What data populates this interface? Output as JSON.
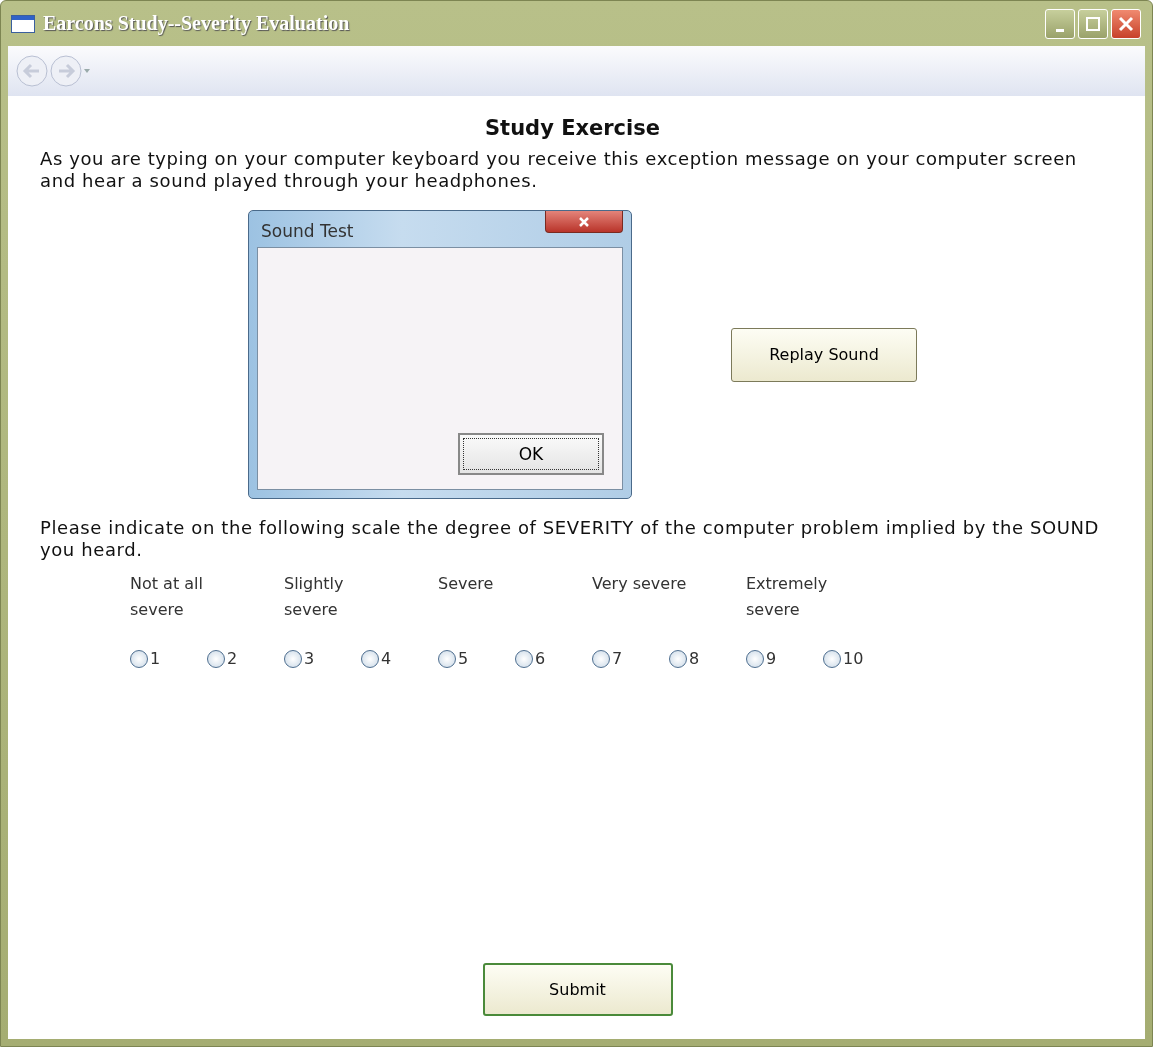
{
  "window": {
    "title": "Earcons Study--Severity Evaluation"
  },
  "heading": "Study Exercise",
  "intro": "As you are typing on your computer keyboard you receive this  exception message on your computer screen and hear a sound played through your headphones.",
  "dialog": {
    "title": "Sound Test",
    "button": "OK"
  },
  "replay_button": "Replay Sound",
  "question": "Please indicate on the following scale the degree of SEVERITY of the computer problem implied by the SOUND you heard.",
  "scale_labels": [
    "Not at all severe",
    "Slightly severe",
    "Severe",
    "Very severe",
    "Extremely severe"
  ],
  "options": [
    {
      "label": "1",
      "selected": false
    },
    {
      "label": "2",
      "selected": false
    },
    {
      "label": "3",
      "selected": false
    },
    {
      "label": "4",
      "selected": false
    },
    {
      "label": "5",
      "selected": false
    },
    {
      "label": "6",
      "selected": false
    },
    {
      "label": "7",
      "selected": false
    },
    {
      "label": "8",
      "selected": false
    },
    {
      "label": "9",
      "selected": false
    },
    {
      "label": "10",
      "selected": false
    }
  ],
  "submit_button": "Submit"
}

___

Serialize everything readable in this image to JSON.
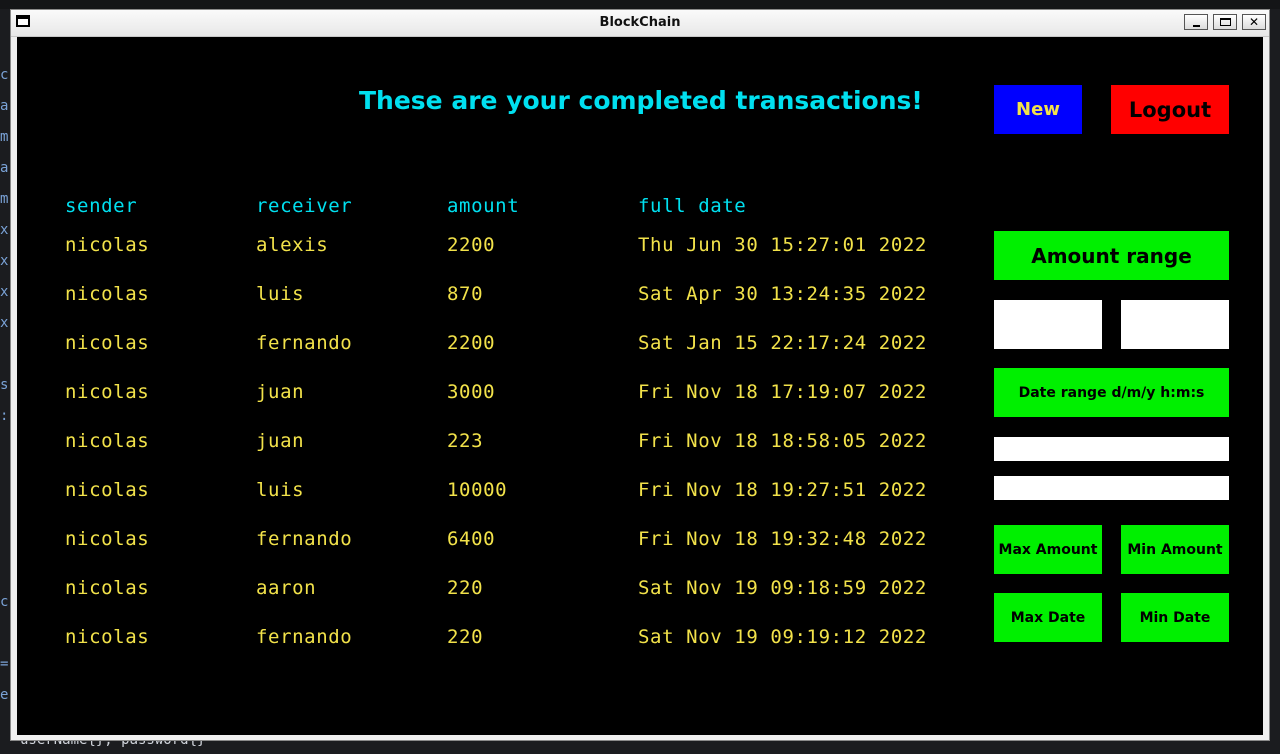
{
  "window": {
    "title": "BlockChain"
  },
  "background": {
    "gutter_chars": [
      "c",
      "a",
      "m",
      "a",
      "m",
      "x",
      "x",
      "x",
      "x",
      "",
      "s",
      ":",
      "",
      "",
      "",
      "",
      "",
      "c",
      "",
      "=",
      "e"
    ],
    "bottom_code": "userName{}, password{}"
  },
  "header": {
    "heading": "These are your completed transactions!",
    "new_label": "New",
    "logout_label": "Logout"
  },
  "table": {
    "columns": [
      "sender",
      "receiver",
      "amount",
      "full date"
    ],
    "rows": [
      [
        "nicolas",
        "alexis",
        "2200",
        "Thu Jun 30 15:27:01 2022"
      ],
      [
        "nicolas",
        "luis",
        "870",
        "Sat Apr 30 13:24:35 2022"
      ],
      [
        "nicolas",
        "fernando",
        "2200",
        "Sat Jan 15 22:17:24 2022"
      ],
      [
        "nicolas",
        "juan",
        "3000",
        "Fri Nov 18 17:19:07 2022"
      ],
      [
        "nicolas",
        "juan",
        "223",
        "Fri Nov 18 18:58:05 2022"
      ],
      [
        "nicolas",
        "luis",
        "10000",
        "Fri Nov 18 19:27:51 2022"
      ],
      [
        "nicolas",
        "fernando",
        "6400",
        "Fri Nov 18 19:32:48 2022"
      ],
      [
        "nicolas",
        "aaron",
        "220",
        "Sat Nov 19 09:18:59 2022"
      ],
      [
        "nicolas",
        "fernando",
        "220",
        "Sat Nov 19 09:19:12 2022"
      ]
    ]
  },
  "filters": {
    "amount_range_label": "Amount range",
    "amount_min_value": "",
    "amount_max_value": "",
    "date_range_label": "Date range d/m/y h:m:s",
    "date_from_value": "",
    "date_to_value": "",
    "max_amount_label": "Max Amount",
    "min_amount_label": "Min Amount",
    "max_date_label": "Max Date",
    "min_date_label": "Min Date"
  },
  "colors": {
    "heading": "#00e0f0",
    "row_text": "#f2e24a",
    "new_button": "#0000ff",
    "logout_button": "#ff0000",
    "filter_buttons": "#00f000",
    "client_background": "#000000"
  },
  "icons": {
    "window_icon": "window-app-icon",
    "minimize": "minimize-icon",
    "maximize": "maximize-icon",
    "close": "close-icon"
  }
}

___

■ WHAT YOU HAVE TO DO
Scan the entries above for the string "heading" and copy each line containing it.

■ RESPONSE
  "heading": "Study Exercise",
    "heading": "These are your completed transactions!",
    "heading": "#00e0f0",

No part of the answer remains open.